	   The next parameter is the pattern. This option has to be used for
	   patterns starting with - and should be used in scripts passing user
	   input to grep. Multiple patterns are combined by or.

       --and, --or, --not, ( ... )
	   Specify how multiple patterns are combined using Boolean
	   expressions.	 --or is the default operator.	--and has higher
	   precedence than --or.  -e has to be used for all patterns.

	   When giving multiple pattern expressions combined with --or, this
	   flag is specified to limit the match to files that have lines to
	   match all of them.

       -q, --quiet
	   Do not output matched lines; instead, exit with status 0 when there
	   is a match and with non-zero status when there isn't.

	   Instead of searching tracked files in the working tree, search
	   blobs in the given trees.

	   Signals the end of options; the rest of the parameters are
	   <pathspec> limiters.

	   If given, limit the search to paths matching at least one pattern.
	   Both leading paths match and glob(7) patterns are supported.

	   For more details about the <pathspec> syntax, see the pathspec
	   entry in gitglossary(7).

       git grep 'time_t' -- '*.[ch]'
	   Looks for time_t in all tracked .c and .h files in the working
	   directory and its subdirectories.

       git grep -e '#define' --and \( -e MAX_PATH -e PATH_MAX \)
	   Looks for a line that has #define and either MAX_PATH or PATH_MAX.

       git grep --all-match -e NODE -e Unexpected
	   Looks for a line that has NODE or Unexpected in files that have
	   lines that match both.

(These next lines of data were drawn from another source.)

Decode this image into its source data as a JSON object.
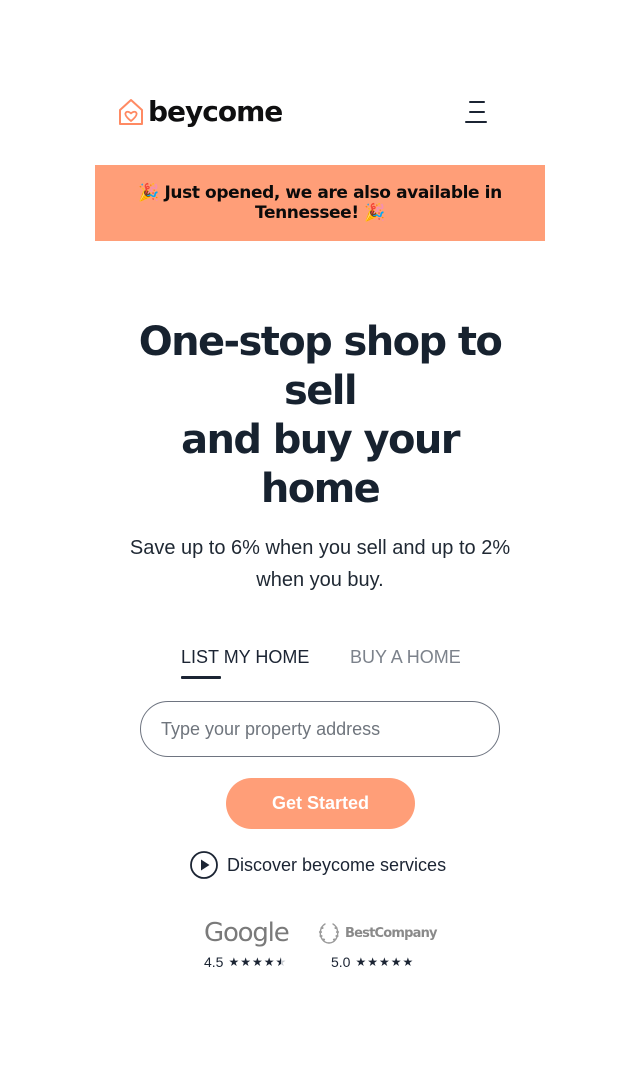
{
  "header": {
    "brand": "beycome",
    "menu_icon": "hamburger-menu-icon",
    "logo_icon": "house-heart-icon",
    "brand_color": "#ff9e78"
  },
  "banner": {
    "text": "Just opened, we are also available in Tennessee!",
    "emoji": "🎉",
    "background": "#ff9e78"
  },
  "hero": {
    "title_line1": "One-stop shop to sell",
    "title_line2": "and buy your home",
    "subtitle": "Save up to 6% when you sell and up to 2% when you buy."
  },
  "tabs": [
    {
      "label": "LIST MY HOME",
      "active": true
    },
    {
      "label": "BUY A HOME",
      "active": false
    }
  ],
  "search": {
    "placeholder": "Type your property address",
    "value": ""
  },
  "cta": {
    "label": "Get Started",
    "color": "#ff9e78"
  },
  "discover": {
    "label": "Discover beycome services",
    "icon": "play-circle-icon"
  },
  "ratings": [
    {
      "source": "Google",
      "score": "4.5",
      "stars": 4.5
    },
    {
      "source": "BestCompany",
      "score": "5.0",
      "stars": 5
    }
  ]
}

       git grep solution -- :^Documentation
	   Looks for solution, excluding files in Documentation.

       The --threads option (and the grep.threads configuration) will be
       ignored when --open-files-in-pager is used, forcing a single-threaded

       When grepping the object store (with --cached or giving tree objects),
       running with multiple threads might perform slower than single threaded
       if --textconv is given and there're too many text conversions. So if
       you experience low performance in this case, it might be desirable to
       use --threads=1.

       Everything below this line in this section is selectively included from
       the git-config(1) documentation. The content is the same as what's
       found there:

	   If set to true, enable -n option by default.

	   If set to true, enable the --column option by default.

	   Set the default matching behavior. Using a value of basic,
	   extended, fixed, or perl will enable the --basic-regexp,
	   --extended-regexp, --fixed-strings, or --perl-regexp option
	   accordingly, while the value default will use the
	   grep.extendedRegexp option to choose between basic and extended.

	   If set to true, enable --extended-regexp option by default. This
	   option is ignored when the grep.patternType option is set to a
	   value other than default.

	   Number of grep worker threads to use. If unset (or set to 0), Git
	   will use as many threads as the number of logical cores available.

	   If set to true, enable --full-name option by default.

	   If set to true, fall back to git grep --no-index if git grep is
	   executed outside of a git repository. Defaults to false.

       Part of the git(1) suite

Git 2.38.4			  05/16/2024			   GIT-GREP(1)